● **Problem to work on**: The full data, repeated exactly, is the only answer needed.

● **Listed entries**:
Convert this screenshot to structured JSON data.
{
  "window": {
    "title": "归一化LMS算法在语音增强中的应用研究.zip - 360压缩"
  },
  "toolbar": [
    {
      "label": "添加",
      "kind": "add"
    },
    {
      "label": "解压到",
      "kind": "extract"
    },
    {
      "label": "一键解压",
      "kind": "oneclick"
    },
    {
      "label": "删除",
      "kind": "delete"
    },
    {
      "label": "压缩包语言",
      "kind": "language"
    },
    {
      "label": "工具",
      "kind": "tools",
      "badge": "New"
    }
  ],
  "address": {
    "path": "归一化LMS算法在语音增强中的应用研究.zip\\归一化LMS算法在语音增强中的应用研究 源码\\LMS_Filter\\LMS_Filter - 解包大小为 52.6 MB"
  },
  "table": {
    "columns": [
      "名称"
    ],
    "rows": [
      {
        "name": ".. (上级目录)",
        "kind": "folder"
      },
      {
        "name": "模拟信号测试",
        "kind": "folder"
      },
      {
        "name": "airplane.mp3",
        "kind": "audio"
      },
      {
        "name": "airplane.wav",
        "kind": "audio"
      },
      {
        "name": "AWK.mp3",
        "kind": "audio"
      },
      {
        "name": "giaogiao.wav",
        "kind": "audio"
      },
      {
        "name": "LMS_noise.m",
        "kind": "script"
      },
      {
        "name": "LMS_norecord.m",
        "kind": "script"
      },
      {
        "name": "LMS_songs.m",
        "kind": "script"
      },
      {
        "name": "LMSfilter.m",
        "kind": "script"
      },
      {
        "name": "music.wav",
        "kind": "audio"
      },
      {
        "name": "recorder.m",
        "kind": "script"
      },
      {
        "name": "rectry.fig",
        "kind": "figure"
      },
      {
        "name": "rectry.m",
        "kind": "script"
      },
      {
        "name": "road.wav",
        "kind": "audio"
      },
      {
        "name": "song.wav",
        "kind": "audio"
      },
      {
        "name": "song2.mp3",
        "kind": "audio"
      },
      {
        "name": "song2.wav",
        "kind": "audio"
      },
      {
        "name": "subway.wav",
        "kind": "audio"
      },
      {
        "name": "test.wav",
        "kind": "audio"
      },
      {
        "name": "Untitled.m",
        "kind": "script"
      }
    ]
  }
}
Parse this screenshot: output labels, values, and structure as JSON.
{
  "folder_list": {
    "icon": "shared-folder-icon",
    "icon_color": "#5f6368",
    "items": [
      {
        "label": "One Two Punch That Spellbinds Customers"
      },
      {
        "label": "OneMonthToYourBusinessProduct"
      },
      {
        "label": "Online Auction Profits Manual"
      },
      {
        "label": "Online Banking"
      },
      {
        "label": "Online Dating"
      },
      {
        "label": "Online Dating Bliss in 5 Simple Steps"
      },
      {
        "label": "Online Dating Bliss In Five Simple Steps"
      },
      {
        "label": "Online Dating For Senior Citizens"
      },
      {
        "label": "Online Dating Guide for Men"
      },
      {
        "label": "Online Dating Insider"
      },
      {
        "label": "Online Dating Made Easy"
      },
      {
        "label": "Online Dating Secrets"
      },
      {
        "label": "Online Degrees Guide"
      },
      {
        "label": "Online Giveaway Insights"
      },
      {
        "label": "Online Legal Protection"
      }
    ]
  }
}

● **Expected answer**:
Convert this screenshot to structured JSON data.
{
  "window": {
    "title": "归一化LMS算法在语音增强中的应用研究.zip - 360压缩"
  },
  "toolbar": [
    {
      "label": "添加",
      "kind": "add"
    },
    {
      "label": "解压到",
      "kind": "extract"
    },
    {
      "label": "一键解压",
      "kind": "oneclick"
    },
    {
      "label": "删除",
      "kind": "delete"
    },
    {
      "label": "压缩包语言",
      "kind": "language"
    },
    {
      "label": "工具",
      "kind": "tools",
      "badge": "New"
    }
  ],
  "address": {
    "path": "归一化LMS算法在语音增强中的应用研究.zip\\归一化LMS算法在语音增强中的应用研究 源码\\LMS_Filter\\LMS_Filter - 解包大小为 52.6 MB"
  },
  "table": {
    "columns": [
      "名称"
    ],
    "rows": [
      {
        "name": ".. (上级目录)",
        "kind": "folder"
      },
      {
        "name": "模拟信号测试",
        "kind": "folder"
      },
      {
        "name": "airplane.mp3",
        "kind": "audio"
      },
      {
        "name": "airplane.wav",
        "kind": "audio"
      },
      {
        "name": "AWK.mp3",
        "kind": "audio"
      },
      {
        "name": "giaogiao.wav",
        "kind": "audio"
      },
      {
        "name": "LMS_noise.m",
        "kind": "script"
      },
      {
        "name": "LMS_norecord.m",
        "kind": "script"
      },
      {
        "name": "LMS_songs.m",
        "kind": "script"
      },
      {
        "name": "LMSfilter.m",
        "kind": "script"
      },
      {
        "name": "music.wav",
        "kind": "audio"
      },
      {
        "name": "recorder.m",
        "kind": "script"
      },
      {
        "name": "rectry.fig",
        "kind": "figure"
      },
      {
        "name": "rectry.m",
        "kind": "script"
      },
      {
        "name": "road.wav",
        "kind": "audio"
      },
      {
        "name": "song.wav",
        "kind": "audio"
      },
      {
        "name": "song2.mp3",
        "kind": "audio"
      },
      {
        "name": "song2.wav",
        "kind": "audio"
      },
      {
        "name": "subway.wav",
        "kind": "audio"
      },
      {
        "name": "test.wav",
        "kind": "audio"
      },
      {
        "name": "Untitled.m",
        "kind": "script"
      }
    ]
  }
}
Parse this screenshot: output labels, values, and structure as JSON.
{
  "folder_list": {
    "icon": "shared-folder-icon",
    "icon_color": "#5f6368",
    "items": [
      {
        "label": "One Two Punch That Spellbinds Customers"
      },
      {
        "label": "OneMonthToYourBusinessProduct"
      },
      {
        "label": "Online Auction Profits Manual"
      },
      {
        "label": "Online Banking"
      },
      {
        "label": "Online Dating"
      },
      {
        "label": "Online Dating Bliss in 5 Simple Steps"
      },
      {
        "label": "Online Dating Bliss In Five Simple Steps"
      },
      {
        "label": "Online Dating For Senior Citizens"
      },
      {
        "label": "Online Dating Guide for Men"
      },
      {
        "label": "Online Dating Insider"
      },
      {
        "label": "Online Dating Made Easy"
      },
      {
        "label": "Online Dating Secrets"
      },
      {
        "label": "Online Degrees Guide"
      },
      {
        "label": "Online Giveaway Insights"
      },
      {
        "label": "Online Legal Protection"
      }
    ]
  }
}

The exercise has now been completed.